A Q&A to Celebrate International Women and Girls in Science Day
Each year, International Day of Women and Girls in Science is celebrated on Feb. 11. This day is meant to recognize the significance of women and girls in science, promote the possibilities of STEM (Science, Technology, Engineering, Mathematics) careers to future generations of women, and educate men on their role in encouraging and mentoring women and girls in schools and the workplace to pursue their technical and scientific interests.
In celebration of this day and as an inclusive workplace that uplifts a variety of voices, DWR interviewed three women who work as either scientists or engineers to share their thoughts, experience, and advice for pursuing a STEM career. Get to know them below.

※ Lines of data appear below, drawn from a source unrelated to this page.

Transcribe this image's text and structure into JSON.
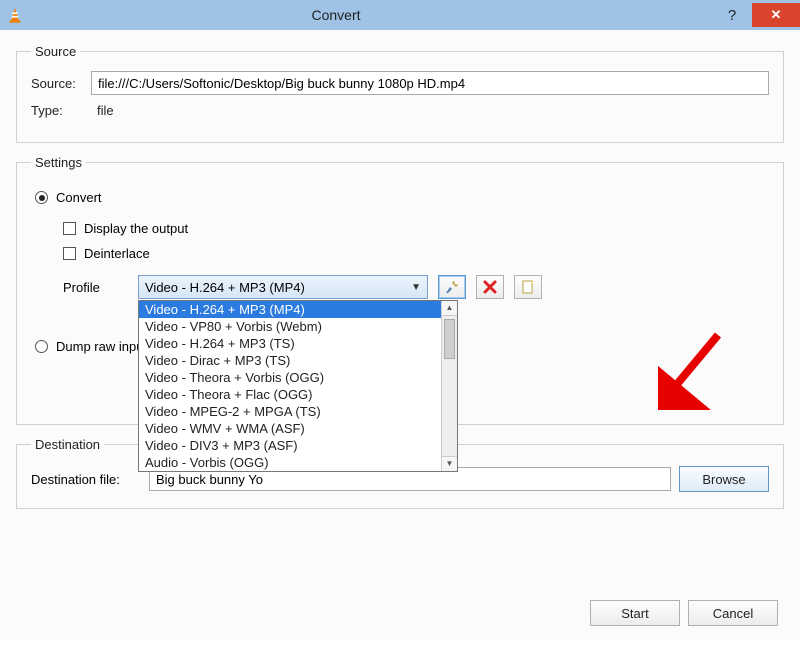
{
  "window": {
    "title": "Convert",
    "close_text": "✕",
    "help_text": "?"
  },
  "source": {
    "legend": "Source",
    "source_label": "Source:",
    "source_value": "file:///C:/Users/Softonic/Desktop/Big buck bunny 1080p HD.mp4",
    "type_label": "Type:",
    "type_value": "file"
  },
  "settings": {
    "legend": "Settings",
    "convert_label": "Convert",
    "display_output_label": "Display the output",
    "deinterlace_label": "Deinterlace",
    "profile_label": "Profile",
    "dump_label": "Dump raw input",
    "selected_profile": "Video - H.264 + MP3 (MP4)",
    "profile_options": [
      "Video - H.264 + MP3 (MP4)",
      "Video - VP80 + Vorbis (Webm)",
      "Video - H.264 + MP3 (TS)",
      "Video - Dirac + MP3 (TS)",
      "Video - Theora + Vorbis (OGG)",
      "Video - Theora + Flac (OGG)",
      "Video - MPEG-2 + MPGA (TS)",
      "Video - WMV + WMA (ASF)",
      "Video - DIV3 + MP3 (ASF)",
      "Audio - Vorbis (OGG)"
    ]
  },
  "destination": {
    "legend": "Destination",
    "file_label": "Destination file:",
    "file_value": "Big buck bunny Yo",
    "browse_label": "Browse"
  },
  "footer": {
    "start_label": "Start",
    "cancel_label": "Cancel"
  }
}
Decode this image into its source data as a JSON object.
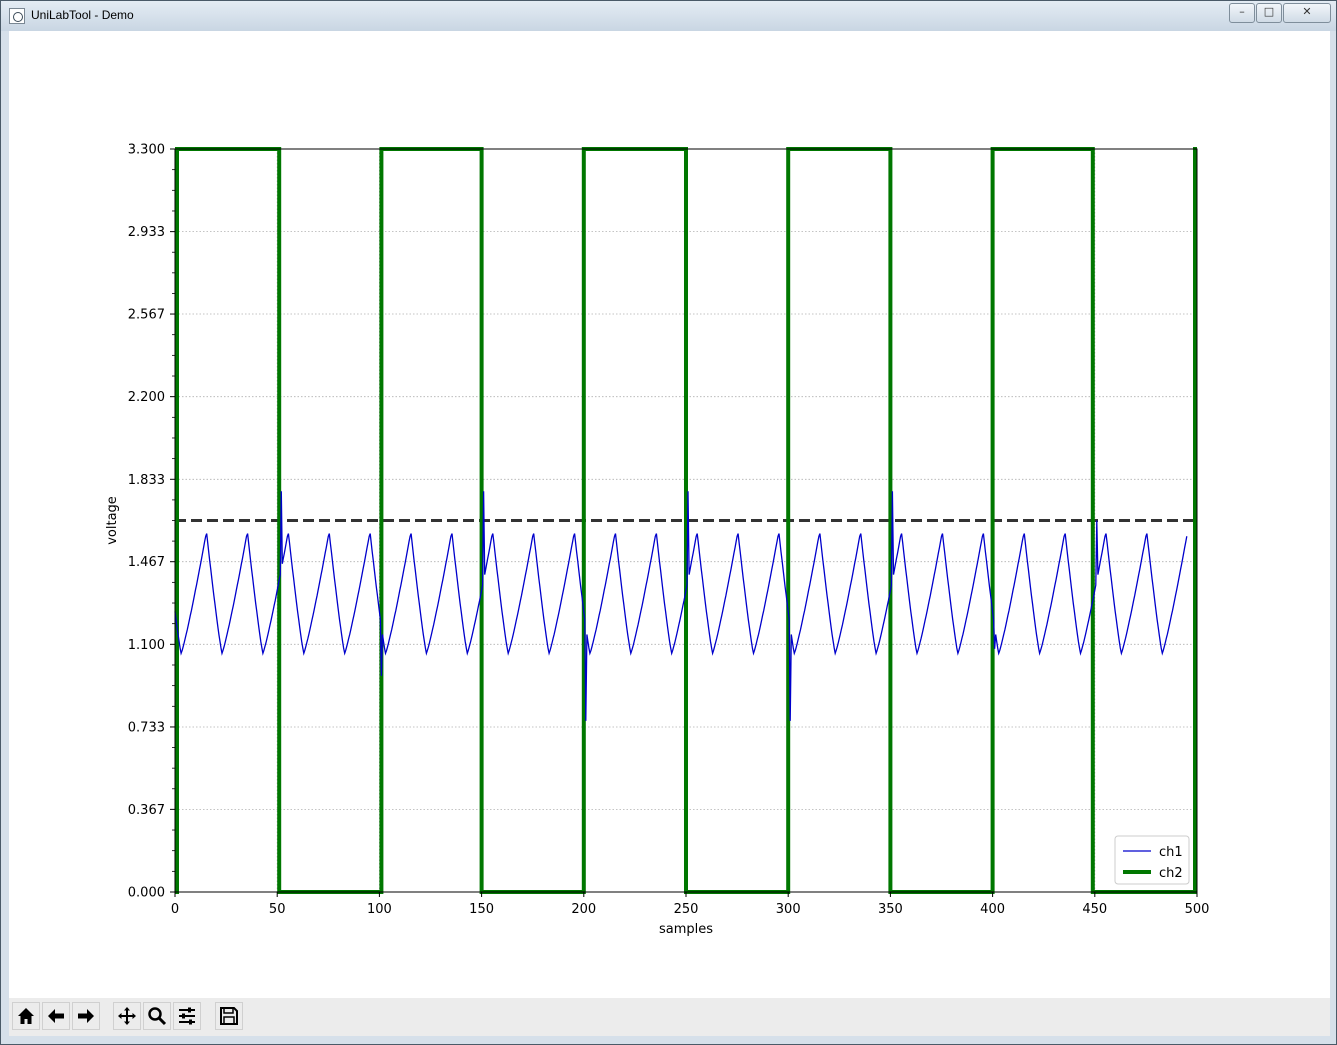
{
  "window": {
    "title": "UniLabTool - Demo",
    "controls": [
      "minimize",
      "maximize",
      "close"
    ]
  },
  "toolbar": {
    "buttons": [
      {
        "name": "home-button",
        "icon": "home-icon"
      },
      {
        "name": "back-button",
        "icon": "arrow-left-icon"
      },
      {
        "name": "forward-button",
        "icon": "arrow-right-icon"
      },
      {
        "name": "pan-button",
        "icon": "move-icon"
      },
      {
        "name": "zoom-button",
        "icon": "magnifier-icon"
      },
      {
        "name": "configure-subplots-button",
        "icon": "sliders-icon"
      },
      {
        "name": "save-button",
        "icon": "floppy-disk-icon"
      }
    ]
  },
  "chart_data": {
    "type": "line",
    "xlabel": "samples",
    "ylabel": "voltage",
    "xlim": [
      0,
      500
    ],
    "ylim": [
      0,
      3.3
    ],
    "x_ticks": [
      "0",
      "50",
      "100",
      "150",
      "200",
      "250",
      "300",
      "350",
      "400",
      "450",
      "500"
    ],
    "y_ticks": [
      "0.000",
      "0.367",
      "0.733",
      "1.100",
      "1.467",
      "1.833",
      "2.200",
      "2.567",
      "2.933",
      "3.300"
    ],
    "grid": true,
    "legend_position": "lower-right",
    "trigger_level": 1.65,
    "trigger_sample": 250,
    "series": [
      {
        "name": "ch1",
        "color": "#0000cc",
        "style": "thin",
        "waveform": "triangle-like",
        "period_samples": 20,
        "min": 1.06,
        "max": 1.6,
        "glitches": [
          {
            "x": 52,
            "y": 1.78
          },
          {
            "x": 101,
            "y": 0.96
          },
          {
            "x": 151,
            "y": 1.78
          },
          {
            "x": 201,
            "y": 0.76
          },
          {
            "x": 251,
            "y": 1.78
          },
          {
            "x": 301,
            "y": 0.76
          },
          {
            "x": 351,
            "y": 1.78
          },
          {
            "x": 401,
            "y": 1.08
          },
          {
            "x": 451,
            "y": 1.65
          }
        ]
      },
      {
        "name": "ch2",
        "color": "#007700",
        "style": "thick",
        "waveform": "square",
        "low": 0.0,
        "high": 3.3,
        "edges": [
          1,
          51,
          101,
          150,
          200,
          250,
          300,
          350,
          400,
          449,
          499
        ]
      }
    ],
    "reference_lines": [
      {
        "orientation": "horizontal",
        "value": 1.65,
        "style": "dashed",
        "color": "#333333"
      },
      {
        "orientation": "vertical",
        "value": 250,
        "style": "dashed",
        "color": "#333333"
      }
    ]
  }
}
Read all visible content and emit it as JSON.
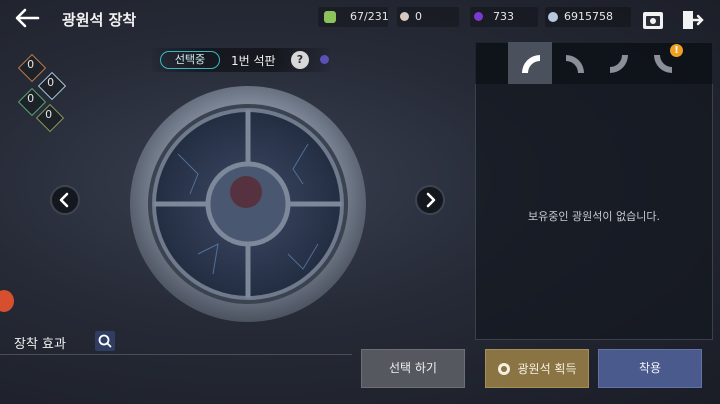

Sarah Stinson has been with DWR for one year and is an environmental scientist in the Collaborative Ecological Studies unit and the new Genetic Monitoring Lab. She received her B.S. in Evolution and Ecology and Ph.D. in Ecology from UC Davis.
Aviva Fiske is an environmental scientist and a recent addition to DWR’s Division of Integrated Science and Engineering but has worked in the field for 10 years. She received her master’s degree from UC Davis where she is currently completing her Ph.D.
Alena Misaghi has worked with DWR for 4.5 years and is a senior water resources engineer in DWR’s Division of Regional Assistance. Prior to joining DWR, Alena worked in the field of civil engineering for over 10 years. She received her B.S. in Civil Engineering and master’s degree in Business Administration from Fresno State University.
Pictured left: Sarah Stinson, center: Aviva Fiske, right: Alena Misaghi,
1. What do you love about your role with DWR?
[Sarah] “My job brings new scientific challenges, opportunities for innovation, and the chance to collaborate with amazing people on a daily basis. There is never a dull moment! I love knowing that what I do has a direct, positive impact on sustaining and conserving California's natural resources.”
[Aviva] “I love that I get to work on projects that are directly applicable to real world conservation needs, and I feel like I’m making a difference in helping to protect California’s unique wildlife. I also love developing and applying new genetic technologies to conservation. In my day-to-day, I really like that no two weeks are the same and that I have a wide variety of tasks ranging from lab work, to field work, to data analysis and administrative work.”
[Alena] “I love that I can help communities all over California have access to safe and clean potable water. Advocating for the human right to water is one of my passions and I am able to do just that through the work I do at DWR.”
2. What does being a woman in science mean to you or why do you think having women in science is important?
[Sarah] “It is absolutely critical that we actively work to improve the inclusion of women and other excluded/marginalized groups of people in science. Science is for everyone!”
[Aviva] “I think it’s important to have women in science because women bring a unique perspective to the field and have the ability to ask questions in a different way. Diverse ideas and methods of inquiry make our field stronger and more effective.”
[Alena] “I am so grateful for all the pioneering women who paved the road for our generation of women in science and engineering. It is so important to have women in science so that hopefully one day, we won’t be labeled as women in science, but we’ll be scientists or engineers, without the gender labels.”
3. Is there a message you’d like to give to any women or girls looking to pursue a career in science?
[Sarah] “To all the aspiring scientists out there, I see you and I appreciate you. Don't be afraid of the challenges and the failures, because that's where real growth happens. Don't listen to anyone who tries to define your limitations, because you are capable of more than you know. The world needs you now more than ever.”
[Aviva] “Science can sometimes feel like an intimidating field, but don’t be afraid to reach out to someone and ask to speak with them about their work and find out more. Try to get some hands-on experience to see if you will enjoy the day-to-day work of being a scientist. If you don’t like the first project you work on, don’t be discouraged! There are so many opportunities, from ecology to chemistry to physics and engineering.”
[Alena] “Becoming an engineer was no easy task. It took a lot of hard work and sacrifices and, unfortunately, women have to make sacrifices when pursuing a career in science and engineering. But I would do it a thousand times over to be where I am today. So, my message is, ‘If you want to pursue a career in science or engineering, do it! I guarantee that you will not regret it.’"